Hunters Search for Shed Deer Antlers
BY JAMES GERCHY, OUTDOORS WRITER | SPECIAL TO TOWNSQUARE MEDIA
In our natural world, nothing is more mysterious and awe-inspiring than deer antlers.
In Minnesota, whitetail deer antlers grow for about 120 days, from March through August when they are covered in velvet and full of blood. Then they stop growing and harden to the bony structures we call antlers. Deer will spend a few weeks rubbing their antlers to remove all traces of the velvet. The antlers stay with the buck until late winter and then are cast off or ‘dropped’.
That’s where shed antler hunting comes in. Antler enthusiasts will walk field edges, swamps and woods in search of a treasured antler. The holy grail of antler hunting is finding a matched pair, or both sides of the antlers from one deer.
Shed antler hunting has become a popular pastime for both hunters and non-hunters alike. You don’t have to be a deer hunter to appreciate a whitetail deer shed.
Shed antlers drop at random and can be found anywhere deer travel. Deer bedding areas are prime locations because of the length of time deer are in one spot increases the odds the antlers will fall while they are there. Trails between bedding areas and food sources are also high-probability areas.
Shed antler hunters don’t need a license nor do they have to report what they find. However, if a shed hunter happens across a carcass with the antlers still attached to the skull, they need to contact the local conservation officer and request a possession tag.
Most State, county and Federal lands are not regulated, however in Minnesota Scientific and Natural Areas shed antler gathering is not permitted. These areas are clearly marked with signs.
Don’t worry, there are plenty of opportunities to walk for sheds on wildlife management and state forest areas, county lands and private property. You’ll need permission to look for sheds on private property to avoid trespassing.

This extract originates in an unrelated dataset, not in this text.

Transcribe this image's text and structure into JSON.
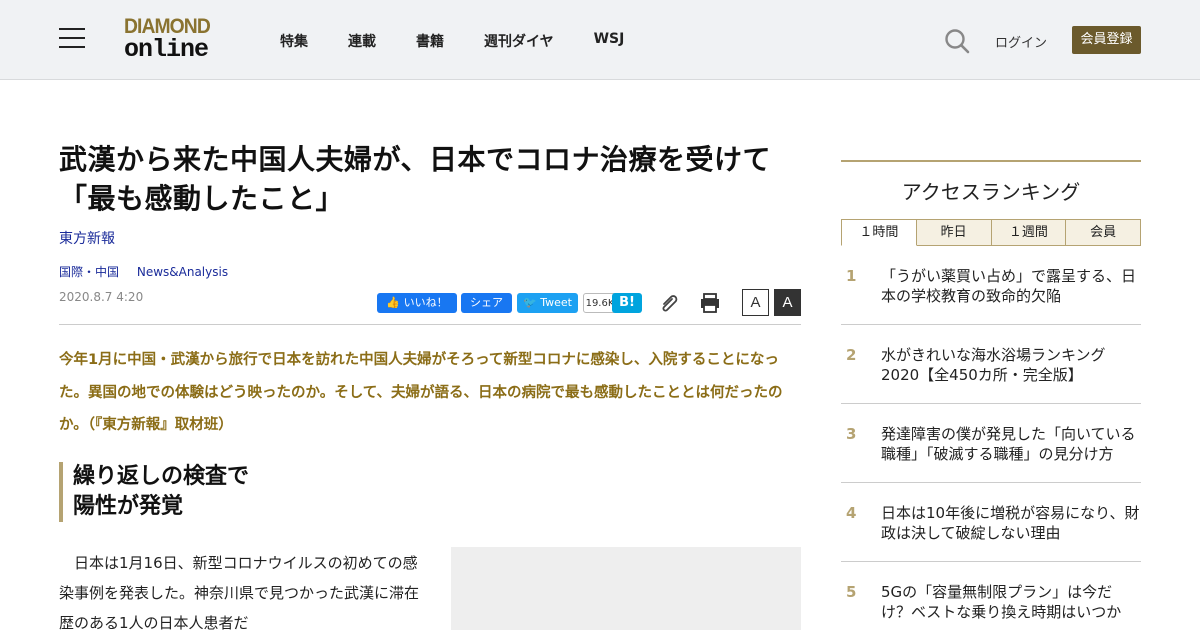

Most people collect sheds for fun, but there is a way to keep track of the size of sheds found using a scoring system based on the Boone and Crockett method. The Minnesota Deer Hunters Association keeps a database online, and the North American Shed Hunters Club keeps track of shed antler records for all of North America.
The use of retrieving dogs trained to located shed antlers has become a popular way for pet owners to run there dogs year-round. The North American Shed Hunting Dog Association holds shed-dog competitions throughout the country.
Shed hunting is a great excuse to get outdoors!